Common stock repurchase and market signalling

Better Essays

of Financial



9 (1981) 139-183.






An Empirical Study*
Theo VERMAELEN lJ/niversity of British Columbia, Vancouver, BC, Canada V6T 2 W5

Received January

1980, final version

received January


This paper examines the pricing behavior of securities of firms which repurchase their own shares. The results are consistent with a market in which investors price securities such that expected arbitrage profits are precluded.

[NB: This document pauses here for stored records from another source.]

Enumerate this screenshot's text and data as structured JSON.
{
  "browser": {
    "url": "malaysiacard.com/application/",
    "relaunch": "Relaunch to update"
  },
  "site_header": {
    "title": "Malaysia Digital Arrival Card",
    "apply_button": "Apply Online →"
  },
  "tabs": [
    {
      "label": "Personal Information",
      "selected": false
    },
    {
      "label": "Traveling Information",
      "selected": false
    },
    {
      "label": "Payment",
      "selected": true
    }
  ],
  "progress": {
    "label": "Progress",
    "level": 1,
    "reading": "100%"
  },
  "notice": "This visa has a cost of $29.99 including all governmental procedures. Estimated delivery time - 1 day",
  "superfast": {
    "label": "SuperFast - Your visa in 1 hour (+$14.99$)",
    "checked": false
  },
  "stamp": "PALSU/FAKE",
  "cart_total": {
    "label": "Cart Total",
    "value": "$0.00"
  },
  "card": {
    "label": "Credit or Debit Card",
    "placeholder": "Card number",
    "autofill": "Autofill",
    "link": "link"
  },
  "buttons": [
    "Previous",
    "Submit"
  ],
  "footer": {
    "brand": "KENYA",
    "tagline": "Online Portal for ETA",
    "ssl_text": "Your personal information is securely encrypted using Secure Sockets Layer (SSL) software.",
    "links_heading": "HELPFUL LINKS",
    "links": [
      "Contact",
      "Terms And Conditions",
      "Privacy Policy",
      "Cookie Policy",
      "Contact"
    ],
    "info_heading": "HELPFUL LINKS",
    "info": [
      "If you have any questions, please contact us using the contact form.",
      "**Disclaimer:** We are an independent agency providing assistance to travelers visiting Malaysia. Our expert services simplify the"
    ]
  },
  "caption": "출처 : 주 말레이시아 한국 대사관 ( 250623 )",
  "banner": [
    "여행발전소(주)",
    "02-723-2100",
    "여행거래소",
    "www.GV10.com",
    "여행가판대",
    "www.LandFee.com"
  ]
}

The results are also consistent with the hypothesis that firms offer premia for their own shares mainly in order to signal positive information, and that the market uses the
…show more content…
The direction of this signal is ambiguous.
It may be that the company perceives no profitable use for internally generated funds because of a lack of growth opportunities.
On the other hand, especially when a company offers to buy its shares at a substantial premium above the market price, management may believe that their company is undervalued.
The tender offer then represents an attempt to pass on the value of this inside information to the current shareholders.

Dividend or personal

taxation hypothesis

Firms repurchase stock in order to let the shareholders benefit from the preferential tax treatment of repurchases relative to dividends; the tax advantage may be weakened to a certain extent by the provisions of Section
302 of the Internal
Revenue Code, which treats redemption of stock as a capital gain only if one of the following cases applies:
(i) the redemption is ‘substantially disproportionate’ to the extent that after the repurchase, the percentage ownership of the shareholder must be less than 80 7; of the percentage ownership he had, before the repurchase; by railroad companies in certain
(ii) the stock is issued reorganizations, defined by section 77(c) of the Bankruptcy
not equivalent’ to paying a (iii) the distribution is ‘essentially dividend. It is not
Get Access